MATERIAL PROVIDED =
++++++++++

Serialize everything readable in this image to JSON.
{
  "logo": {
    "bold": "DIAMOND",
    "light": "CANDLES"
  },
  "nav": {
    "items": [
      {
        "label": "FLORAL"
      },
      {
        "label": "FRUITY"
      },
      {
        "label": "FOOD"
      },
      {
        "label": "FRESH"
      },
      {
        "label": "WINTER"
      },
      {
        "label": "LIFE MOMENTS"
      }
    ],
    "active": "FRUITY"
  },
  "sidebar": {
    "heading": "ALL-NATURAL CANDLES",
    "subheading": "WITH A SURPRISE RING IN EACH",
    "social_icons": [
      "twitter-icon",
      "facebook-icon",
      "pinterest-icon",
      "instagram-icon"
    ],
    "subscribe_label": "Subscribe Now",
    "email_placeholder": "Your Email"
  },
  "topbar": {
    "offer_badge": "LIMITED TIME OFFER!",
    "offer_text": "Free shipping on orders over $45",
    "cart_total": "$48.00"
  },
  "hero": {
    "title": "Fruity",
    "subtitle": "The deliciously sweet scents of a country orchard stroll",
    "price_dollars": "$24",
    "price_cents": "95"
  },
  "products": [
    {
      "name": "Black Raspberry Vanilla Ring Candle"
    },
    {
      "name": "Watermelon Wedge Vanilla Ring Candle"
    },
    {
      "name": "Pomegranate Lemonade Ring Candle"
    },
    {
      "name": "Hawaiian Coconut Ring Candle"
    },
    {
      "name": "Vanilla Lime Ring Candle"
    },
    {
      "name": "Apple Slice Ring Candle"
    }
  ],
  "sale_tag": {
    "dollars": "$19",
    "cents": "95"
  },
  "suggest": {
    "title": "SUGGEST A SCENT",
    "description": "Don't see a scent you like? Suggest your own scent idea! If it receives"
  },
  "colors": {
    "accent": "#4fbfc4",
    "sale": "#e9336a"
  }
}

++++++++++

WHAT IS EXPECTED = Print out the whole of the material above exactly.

EXERCISE SOLUTION =
Serialize everything readable in this image to JSON.
{
  "logo": {
    "bold": "DIAMOND",
    "light": "CANDLES"
  },
  "nav": {
    "items": [
      {
        "label": "FLORAL"
      },
      {
        "label": "FRUITY"
      },
      {
        "label": "FOOD"
      },
      {
        "label": "FRESH"
      },
      {
        "label": "WINTER"
      },
      {
        "label": "LIFE MOMENTS"
      }
    ],
    "active": "FRUITY"
  },
  "sidebar": {
    "heading": "ALL-NATURAL CANDLES",
    "subheading": "WITH A SURPRISE RING IN EACH",
    "social_icons": [
      "twitter-icon",
      "facebook-icon",
      "pinterest-icon",
      "instagram-icon"
    ],
    "subscribe_label": "Subscribe Now",
    "email_placeholder": "Your Email"
  },
  "topbar": {
    "offer_badge": "LIMITED TIME OFFER!",
    "offer_text": "Free shipping on orders over $45",
    "cart_total": "$48.00"
  },
  "hero": {
    "title": "Fruity",
    "subtitle": "The deliciously sweet scents of a country orchard stroll",
    "price_dollars": "$24",
    "price_cents": "95"
  },
  "products": [
    {
      "name": "Black Raspberry Vanilla Ring Candle"
    },
    {
      "name": "Watermelon Wedge Vanilla Ring Candle"
    },
    {
      "name": "Pomegranate Lemonade Ring Candle"
    },
    {
      "name": "Hawaiian Coconut Ring Candle"
    },
    {
      "name": "Vanilla Lime Ring Candle"
    },
    {
      "name": "Apple Slice Ring Candle"
    }
  ],
  "sale_tag": {
    "dollars": "$19",
    "cents": "95"
  },
  "suggest": {
    "title": "SUGGEST A SCENT",
    "description": "Don't see a scent you like? Suggest your own scent idea! If it receives"
  },
  "colors": {
    "accent": "#4fbfc4",
    "sale": "#e9336a"
  }
}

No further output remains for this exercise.